> WHAT YOU HAVE TO DO
The lines below may contain the word "icon". Please count those that do and give the number alone.

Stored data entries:
-------------------------

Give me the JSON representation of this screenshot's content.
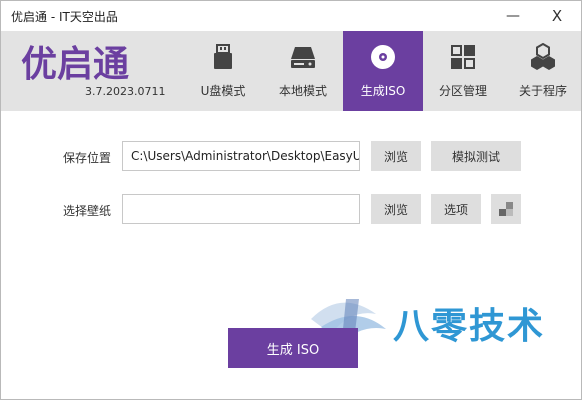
{
  "window": {
    "title": "优启通 - IT天空出品",
    "minimize_glyph": "—",
    "close_glyph": "X"
  },
  "header": {
    "version": "3.7.2023.0711",
    "logo_text": "优启通",
    "accent": "#6b3fa0",
    "nav": [
      {
        "label": "U盘模式",
        "icon": "usb-drive-icon"
      },
      {
        "label": "本地模式",
        "icon": "hard-drive-icon"
      },
      {
        "label": "生成ISO",
        "icon": "disc-icon",
        "active": true
      },
      {
        "label": "分区管理",
        "icon": "grid-icon"
      },
      {
        "label": "关于程序",
        "icon": "hexagons-icon"
      }
    ]
  },
  "form": {
    "save_location": {
      "label": "保存位置",
      "value": "C:\\Users\\Administrator\\Desktop\\EasyU_",
      "browse": "浏览",
      "simulate": "模拟测试"
    },
    "wallpaper": {
      "label": "选择壁纸",
      "value": "",
      "browse": "浏览",
      "options": "选项"
    }
  },
  "actions": {
    "generate": "生成 ISO"
  },
  "watermark": {
    "text": "八零技术"
  }
}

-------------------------

> ANSWER TO THIS PROBLEM
5